DATA FOR THIS TASK below:

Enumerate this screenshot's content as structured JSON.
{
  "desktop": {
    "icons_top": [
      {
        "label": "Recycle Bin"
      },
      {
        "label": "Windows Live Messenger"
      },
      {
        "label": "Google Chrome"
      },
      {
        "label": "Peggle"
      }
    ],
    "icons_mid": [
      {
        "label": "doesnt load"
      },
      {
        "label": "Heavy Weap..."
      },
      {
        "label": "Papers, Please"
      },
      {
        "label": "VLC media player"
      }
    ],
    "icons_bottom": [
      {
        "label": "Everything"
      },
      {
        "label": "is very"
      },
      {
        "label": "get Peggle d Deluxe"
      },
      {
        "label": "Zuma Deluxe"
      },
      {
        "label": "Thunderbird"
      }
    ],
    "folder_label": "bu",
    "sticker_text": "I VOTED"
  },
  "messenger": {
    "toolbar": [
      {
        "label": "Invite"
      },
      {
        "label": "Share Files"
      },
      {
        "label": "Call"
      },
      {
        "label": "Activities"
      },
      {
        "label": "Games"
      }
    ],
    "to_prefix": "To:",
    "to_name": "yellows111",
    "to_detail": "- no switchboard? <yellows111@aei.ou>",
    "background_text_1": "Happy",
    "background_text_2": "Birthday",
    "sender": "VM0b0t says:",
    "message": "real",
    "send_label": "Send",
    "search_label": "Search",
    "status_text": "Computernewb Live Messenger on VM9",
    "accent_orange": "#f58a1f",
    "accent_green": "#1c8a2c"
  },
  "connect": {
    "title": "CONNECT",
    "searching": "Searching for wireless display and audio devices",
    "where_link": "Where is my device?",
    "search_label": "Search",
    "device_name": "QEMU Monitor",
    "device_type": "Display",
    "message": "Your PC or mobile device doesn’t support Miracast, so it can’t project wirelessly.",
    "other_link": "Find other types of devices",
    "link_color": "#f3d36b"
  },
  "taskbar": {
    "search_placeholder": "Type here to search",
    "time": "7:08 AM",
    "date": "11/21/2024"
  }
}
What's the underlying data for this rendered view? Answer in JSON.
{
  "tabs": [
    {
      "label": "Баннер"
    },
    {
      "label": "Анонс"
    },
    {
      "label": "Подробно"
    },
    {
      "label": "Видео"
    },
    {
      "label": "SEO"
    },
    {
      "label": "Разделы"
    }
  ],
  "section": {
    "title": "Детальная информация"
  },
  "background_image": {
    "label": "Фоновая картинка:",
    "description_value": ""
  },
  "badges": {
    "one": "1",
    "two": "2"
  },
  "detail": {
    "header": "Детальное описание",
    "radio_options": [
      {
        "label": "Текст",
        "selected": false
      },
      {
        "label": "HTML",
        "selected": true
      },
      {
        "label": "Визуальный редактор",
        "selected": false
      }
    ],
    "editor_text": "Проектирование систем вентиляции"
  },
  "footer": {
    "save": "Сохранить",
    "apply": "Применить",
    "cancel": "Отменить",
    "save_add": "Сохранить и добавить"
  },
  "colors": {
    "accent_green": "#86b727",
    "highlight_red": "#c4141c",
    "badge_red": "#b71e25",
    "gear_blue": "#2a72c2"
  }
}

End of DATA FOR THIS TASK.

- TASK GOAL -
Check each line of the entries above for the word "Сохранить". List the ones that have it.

- EXERCISE RESULT -
    "save": "Сохранить",
    "save_add": "Сохранить и добавить"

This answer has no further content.